Emails were designed to be quick, simple and clear. Are
It might be time to ask yourself if your emails are sending
the wrong message.
Have you ever sent an email in the heat of the moment? Or
received an email so long that you stopped reading it halfway through? Avoid
unwittingly annoying your colleagues or clients by following these rules of
1. Pay attention to the subject line. Avoid general words
like ‘Hi’, ‘FYI’ or ‘Touching Base’, and instead write a clear concise subject
line that reflects the body of the email, such as ‘Meeting date changed’.
2. Limit your emails to a few short paragraphs. “If you
routinely send long, wordy emails, it’s likely that some of your recipients
will start tuning out,” says workplace adviser and consultant Alison Green,

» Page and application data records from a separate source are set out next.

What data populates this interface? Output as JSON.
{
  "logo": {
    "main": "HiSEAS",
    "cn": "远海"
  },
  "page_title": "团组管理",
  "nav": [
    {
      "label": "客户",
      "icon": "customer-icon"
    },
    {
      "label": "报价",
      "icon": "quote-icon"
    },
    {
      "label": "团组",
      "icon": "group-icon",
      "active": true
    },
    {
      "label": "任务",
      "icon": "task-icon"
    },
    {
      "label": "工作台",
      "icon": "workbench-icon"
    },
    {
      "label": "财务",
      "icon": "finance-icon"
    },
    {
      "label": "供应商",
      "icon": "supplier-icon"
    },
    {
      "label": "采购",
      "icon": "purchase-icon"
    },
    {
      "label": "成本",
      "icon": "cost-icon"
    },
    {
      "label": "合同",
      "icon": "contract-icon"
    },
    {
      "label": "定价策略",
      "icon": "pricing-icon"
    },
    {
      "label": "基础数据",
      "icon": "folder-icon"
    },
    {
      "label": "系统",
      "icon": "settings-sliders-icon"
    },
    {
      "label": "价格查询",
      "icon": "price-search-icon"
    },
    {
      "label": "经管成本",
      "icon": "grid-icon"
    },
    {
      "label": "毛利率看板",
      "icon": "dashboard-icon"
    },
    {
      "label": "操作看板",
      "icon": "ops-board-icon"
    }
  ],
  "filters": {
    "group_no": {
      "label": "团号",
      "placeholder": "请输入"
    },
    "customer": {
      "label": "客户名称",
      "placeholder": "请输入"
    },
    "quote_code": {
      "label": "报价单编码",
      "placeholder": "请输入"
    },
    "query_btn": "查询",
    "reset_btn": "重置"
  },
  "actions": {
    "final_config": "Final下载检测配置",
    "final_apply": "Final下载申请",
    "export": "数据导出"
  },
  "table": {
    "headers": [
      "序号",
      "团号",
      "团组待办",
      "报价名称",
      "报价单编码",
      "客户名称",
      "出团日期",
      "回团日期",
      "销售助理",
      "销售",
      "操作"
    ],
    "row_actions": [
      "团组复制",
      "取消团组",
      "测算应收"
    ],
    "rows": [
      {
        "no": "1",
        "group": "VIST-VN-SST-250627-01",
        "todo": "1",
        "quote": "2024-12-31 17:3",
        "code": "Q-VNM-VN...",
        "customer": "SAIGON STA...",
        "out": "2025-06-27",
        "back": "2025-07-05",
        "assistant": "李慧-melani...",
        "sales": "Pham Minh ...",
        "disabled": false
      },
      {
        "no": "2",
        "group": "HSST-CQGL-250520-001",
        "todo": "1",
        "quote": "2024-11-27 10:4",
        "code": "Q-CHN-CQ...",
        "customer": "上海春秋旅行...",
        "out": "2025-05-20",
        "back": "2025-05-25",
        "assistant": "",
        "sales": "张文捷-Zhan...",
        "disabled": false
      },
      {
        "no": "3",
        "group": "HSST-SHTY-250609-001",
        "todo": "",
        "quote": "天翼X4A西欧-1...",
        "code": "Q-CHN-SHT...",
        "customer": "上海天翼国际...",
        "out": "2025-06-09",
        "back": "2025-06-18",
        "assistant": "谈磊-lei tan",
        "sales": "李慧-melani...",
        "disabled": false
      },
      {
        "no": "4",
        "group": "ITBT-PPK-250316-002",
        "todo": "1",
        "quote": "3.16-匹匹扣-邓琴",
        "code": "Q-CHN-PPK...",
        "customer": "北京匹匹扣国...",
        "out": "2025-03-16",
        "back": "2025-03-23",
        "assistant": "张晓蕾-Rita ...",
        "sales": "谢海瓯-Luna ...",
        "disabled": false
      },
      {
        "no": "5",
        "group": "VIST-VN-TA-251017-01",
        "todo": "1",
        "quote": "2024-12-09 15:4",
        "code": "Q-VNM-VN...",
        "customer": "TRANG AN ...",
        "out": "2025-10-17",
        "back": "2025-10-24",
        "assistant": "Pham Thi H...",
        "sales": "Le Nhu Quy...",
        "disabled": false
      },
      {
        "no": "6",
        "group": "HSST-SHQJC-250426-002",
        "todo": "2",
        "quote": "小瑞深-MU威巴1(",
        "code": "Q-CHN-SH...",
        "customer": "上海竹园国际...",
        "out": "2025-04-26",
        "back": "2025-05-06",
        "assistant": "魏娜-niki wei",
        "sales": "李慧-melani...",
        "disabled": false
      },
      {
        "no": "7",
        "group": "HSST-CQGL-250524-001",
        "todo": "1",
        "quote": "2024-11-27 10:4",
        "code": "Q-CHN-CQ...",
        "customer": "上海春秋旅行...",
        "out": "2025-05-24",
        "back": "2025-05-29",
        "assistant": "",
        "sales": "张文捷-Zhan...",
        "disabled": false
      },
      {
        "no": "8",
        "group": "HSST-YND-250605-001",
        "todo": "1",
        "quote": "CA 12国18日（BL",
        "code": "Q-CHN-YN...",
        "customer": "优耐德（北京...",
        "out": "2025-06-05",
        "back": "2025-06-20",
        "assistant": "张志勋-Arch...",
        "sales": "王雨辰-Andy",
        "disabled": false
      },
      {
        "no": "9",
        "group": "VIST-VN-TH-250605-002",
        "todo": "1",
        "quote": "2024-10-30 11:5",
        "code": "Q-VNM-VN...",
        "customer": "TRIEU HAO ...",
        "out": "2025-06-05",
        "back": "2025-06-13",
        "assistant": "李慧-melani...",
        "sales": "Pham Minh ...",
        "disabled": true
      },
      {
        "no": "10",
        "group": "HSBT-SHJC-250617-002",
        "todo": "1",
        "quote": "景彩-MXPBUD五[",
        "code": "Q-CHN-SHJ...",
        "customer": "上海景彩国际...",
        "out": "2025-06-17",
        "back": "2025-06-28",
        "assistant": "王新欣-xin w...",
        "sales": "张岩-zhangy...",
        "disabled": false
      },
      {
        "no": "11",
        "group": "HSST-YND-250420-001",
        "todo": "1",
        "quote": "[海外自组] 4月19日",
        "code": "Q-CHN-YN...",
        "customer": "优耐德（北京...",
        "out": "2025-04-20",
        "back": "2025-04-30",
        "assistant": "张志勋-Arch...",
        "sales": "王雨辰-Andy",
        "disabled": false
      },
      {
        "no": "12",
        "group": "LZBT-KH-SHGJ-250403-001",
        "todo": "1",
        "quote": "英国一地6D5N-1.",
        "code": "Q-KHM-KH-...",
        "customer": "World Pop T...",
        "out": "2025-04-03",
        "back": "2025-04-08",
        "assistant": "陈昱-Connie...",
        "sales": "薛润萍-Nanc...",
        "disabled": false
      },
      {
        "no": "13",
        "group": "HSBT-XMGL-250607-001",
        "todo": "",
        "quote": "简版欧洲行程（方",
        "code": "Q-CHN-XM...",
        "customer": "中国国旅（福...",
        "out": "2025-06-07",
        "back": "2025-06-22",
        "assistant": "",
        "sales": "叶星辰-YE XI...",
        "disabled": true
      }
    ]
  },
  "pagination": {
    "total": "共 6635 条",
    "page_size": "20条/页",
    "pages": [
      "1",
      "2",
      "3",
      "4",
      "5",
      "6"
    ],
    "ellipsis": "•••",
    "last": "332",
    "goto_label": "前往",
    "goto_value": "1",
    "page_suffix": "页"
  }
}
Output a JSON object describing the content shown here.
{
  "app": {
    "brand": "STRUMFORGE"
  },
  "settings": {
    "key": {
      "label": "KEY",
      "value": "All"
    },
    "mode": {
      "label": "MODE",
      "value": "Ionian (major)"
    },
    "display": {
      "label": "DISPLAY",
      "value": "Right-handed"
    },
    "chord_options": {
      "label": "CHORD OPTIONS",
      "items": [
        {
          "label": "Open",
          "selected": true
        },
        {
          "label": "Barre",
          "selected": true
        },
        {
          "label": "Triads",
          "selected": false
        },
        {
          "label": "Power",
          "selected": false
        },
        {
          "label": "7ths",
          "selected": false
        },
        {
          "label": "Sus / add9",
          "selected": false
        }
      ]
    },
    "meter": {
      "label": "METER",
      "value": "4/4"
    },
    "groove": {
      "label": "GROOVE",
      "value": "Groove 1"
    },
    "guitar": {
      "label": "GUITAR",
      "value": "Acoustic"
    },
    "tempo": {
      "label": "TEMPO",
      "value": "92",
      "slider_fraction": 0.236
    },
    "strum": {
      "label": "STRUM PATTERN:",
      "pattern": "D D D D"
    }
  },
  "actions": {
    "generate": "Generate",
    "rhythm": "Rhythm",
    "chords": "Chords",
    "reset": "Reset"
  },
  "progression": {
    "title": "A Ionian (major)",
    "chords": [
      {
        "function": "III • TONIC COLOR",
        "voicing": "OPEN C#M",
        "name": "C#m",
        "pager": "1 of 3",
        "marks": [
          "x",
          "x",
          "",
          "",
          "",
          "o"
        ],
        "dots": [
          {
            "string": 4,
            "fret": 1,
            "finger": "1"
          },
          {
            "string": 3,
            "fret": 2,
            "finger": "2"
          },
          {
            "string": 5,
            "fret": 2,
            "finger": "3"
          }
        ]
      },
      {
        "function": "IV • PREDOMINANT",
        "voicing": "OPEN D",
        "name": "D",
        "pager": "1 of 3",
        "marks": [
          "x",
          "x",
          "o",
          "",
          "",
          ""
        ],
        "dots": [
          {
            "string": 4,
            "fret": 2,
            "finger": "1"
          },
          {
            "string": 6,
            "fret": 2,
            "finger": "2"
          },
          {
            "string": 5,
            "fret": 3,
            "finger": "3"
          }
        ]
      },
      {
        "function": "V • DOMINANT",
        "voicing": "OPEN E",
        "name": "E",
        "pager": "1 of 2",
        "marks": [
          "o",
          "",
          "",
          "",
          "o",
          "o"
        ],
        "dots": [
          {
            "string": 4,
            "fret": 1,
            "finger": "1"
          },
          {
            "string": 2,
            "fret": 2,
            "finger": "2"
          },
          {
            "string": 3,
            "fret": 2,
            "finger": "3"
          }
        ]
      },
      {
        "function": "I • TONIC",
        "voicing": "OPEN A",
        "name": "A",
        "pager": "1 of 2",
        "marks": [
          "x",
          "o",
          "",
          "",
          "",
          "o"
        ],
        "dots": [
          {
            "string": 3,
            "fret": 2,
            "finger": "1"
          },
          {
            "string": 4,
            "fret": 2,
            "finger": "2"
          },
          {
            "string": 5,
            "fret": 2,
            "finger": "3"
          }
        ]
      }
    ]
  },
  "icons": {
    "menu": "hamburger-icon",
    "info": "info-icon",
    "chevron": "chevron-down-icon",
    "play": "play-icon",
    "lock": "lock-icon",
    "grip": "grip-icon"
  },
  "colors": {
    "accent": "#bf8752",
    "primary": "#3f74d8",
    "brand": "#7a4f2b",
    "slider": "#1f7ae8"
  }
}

author of the blog Ask a Manager. “If you need to communicate a large
amount of information, email probably isn’t the way to do it.”
3. Make it clear what you’d like the recipient to do. Most
of us receive an enormous number of emails, so help the recipient know exactly
what you want them to do, says Green. Do you need information or input? Do you
want them to take a particular action? Or are you just updating them, so you
don’t require any action?
1. Hit “Reply all”. Unless the whole group needs to read
your response – such as an ongoing group discussion – avoid using ‘Reply All’
advises Green. “More than 20 years after email came into popular use, offices
are still battling epic reply-all failures that flood people’s mailboxes,” she
2. Use lots of CAPS and exclamation marks!! Using capital
letters can be intimidating to the recipient, as it sounds like you’re yelling,
while lots of exclamation marks at the end of sentences can come across as
overly emotional or immature.
3. Get angry or snarky in an email. Email isn’t well suited
to conflict, as it’s easy for your tone to come across much more harshly than
it would in person, says Green. If you sense yourself becoming frustrated, it’s
best that you back away from your email and have a real conservation.